From January next year, the approximately 500 ticketing machines across the island will accept credit and debit cards, along with mobile-payment systems such as Apple, Samsung and Android Pay as payment options.
Topping up a Cepas card, which pays for train and bus rides, will involve far fewer steps, saving time.
To pilot the initiative, Transit Link has linked up with UOB in a move that will give holders of UOB credit cards a headstart on using this service, starting on Friday.
Commuters holding Visa, MasterCard or JCB cards issued by UOB will be able to insert these credit cards into the general ticketing machines or use contactless payment methods such as Visa payWave and MasterCard PayPass to top-up their Cepas cards.
Mobile-payment systems such as UOB Mighty and Apple Pay (a UOB card has to be selected) will also work.
Until January, credit cards from other banks will not be able to perform such transactions; thereafter, all foreign and locally-issued credit and debit cards will be accepted.

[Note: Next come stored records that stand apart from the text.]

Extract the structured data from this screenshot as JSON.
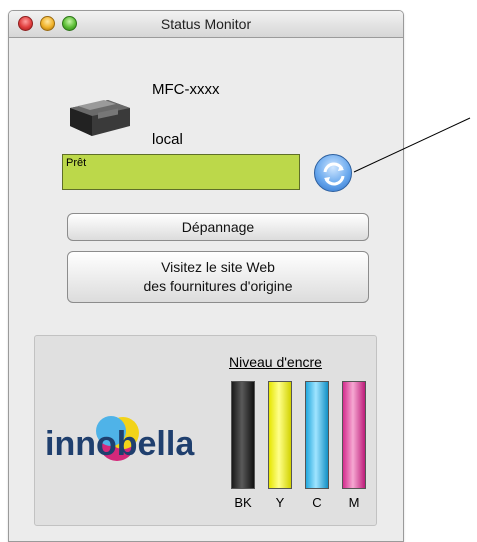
{
  "window": {
    "title": "Status Monitor"
  },
  "device": {
    "model": "MFC-xxxx",
    "location": "local"
  },
  "status": {
    "text": "Prêt",
    "color": "#bcd84a"
  },
  "buttons": {
    "troubleshoot": "Dépannage",
    "supplies_line1": "Visitez le site Web",
    "supplies_line2": "des fournitures d'origine"
  },
  "ink": {
    "title": "Niveau d'encre",
    "colors": [
      {
        "label": "BK",
        "name": "black",
        "level": 1.0
      },
      {
        "label": "Y",
        "name": "yellow",
        "level": 1.0
      },
      {
        "label": "C",
        "name": "cyan",
        "level": 1.0
      },
      {
        "label": "M",
        "name": "magenta",
        "level": 1.0
      }
    ]
  },
  "logo": {
    "text": "innobella"
  }
}
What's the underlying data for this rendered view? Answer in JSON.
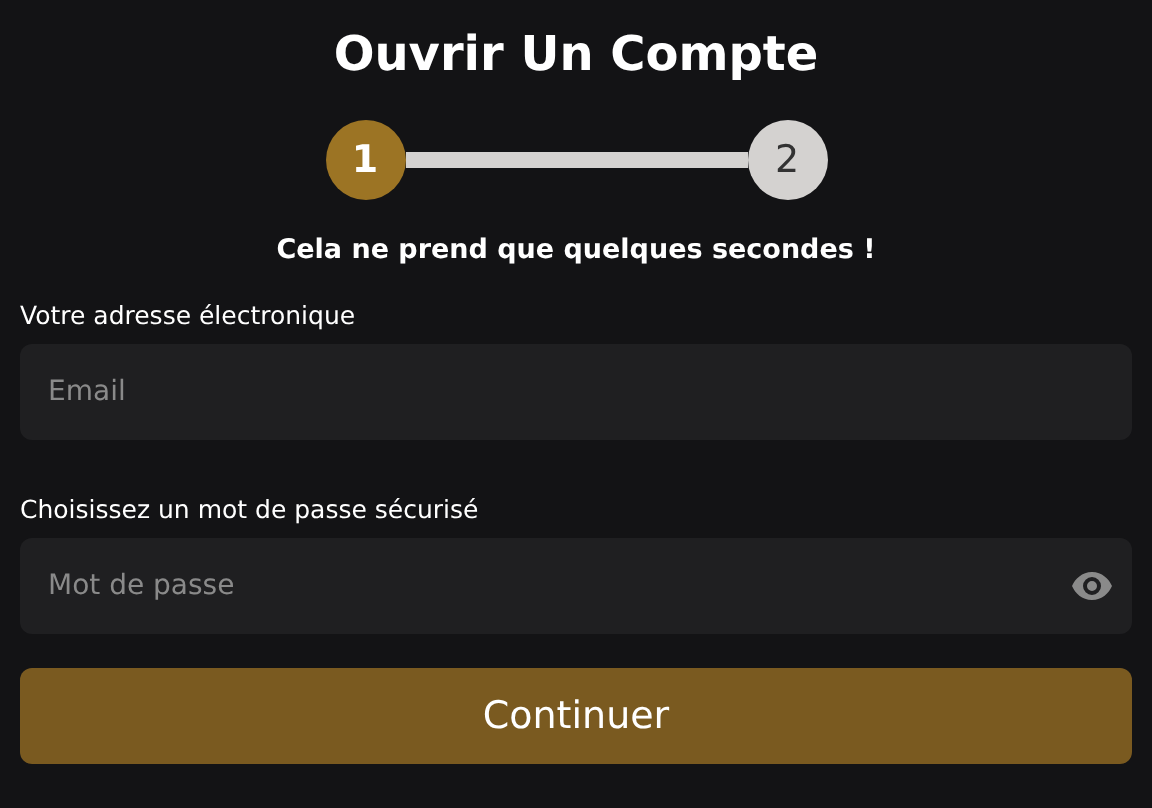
{
  "title": "Ouvrir Un Compte",
  "steps": [
    {
      "label": "1",
      "selected": true
    },
    {
      "label": "2",
      "selected": false
    }
  ],
  "subtitle": "Cela ne prend que quelques secondes !",
  "fields": [
    {
      "kind": "email",
      "label": "Votre adresse électronique",
      "placeholder": "Email"
    },
    {
      "kind": "password",
      "label": "Choisissez un mot de passe sécurisé",
      "placeholder": "Mot de passe"
    }
  ],
  "submit": "Continuer"
}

The full range of credit cards from banks supported by Apple, Samsung and Android Pay will also be available then, Transit Link said.
Transit Link chief executive Lee Yuen Hee told reporters at a media preview on Thursday that by using credit cards to top up the balance on their Cepas cards, commuters will not need to slot in cash or key in their PIN, which translates into time savings.
"The whole idea is to extend the cashless lifestyle that the public is used to in the retail space to the transit space."
He expressed hope that through the initiative, cashless top-up payments at the general ticketing machines will go up by at least 10 per cent.
At present, about two-thirds of payments made at these machines are cash payments, Transit Link said.
UOB has found that in a survey among 120 adult public transport commuters, 37 per cent said they preferred using contactless payment options when topping up their Cepas cards. The "enhanced convenience" from tapping with a smartphone or credit card was cited as the key factor, UOB noted.
Dennis Khoo, the bank's head of personal financial services in Singapore said: "Transit is an integral part of the consumer's daily life. Expanding contactless acceptance points to the general ticketing machines will further the adoption of such payments and reinforce the move towards a cashless economy."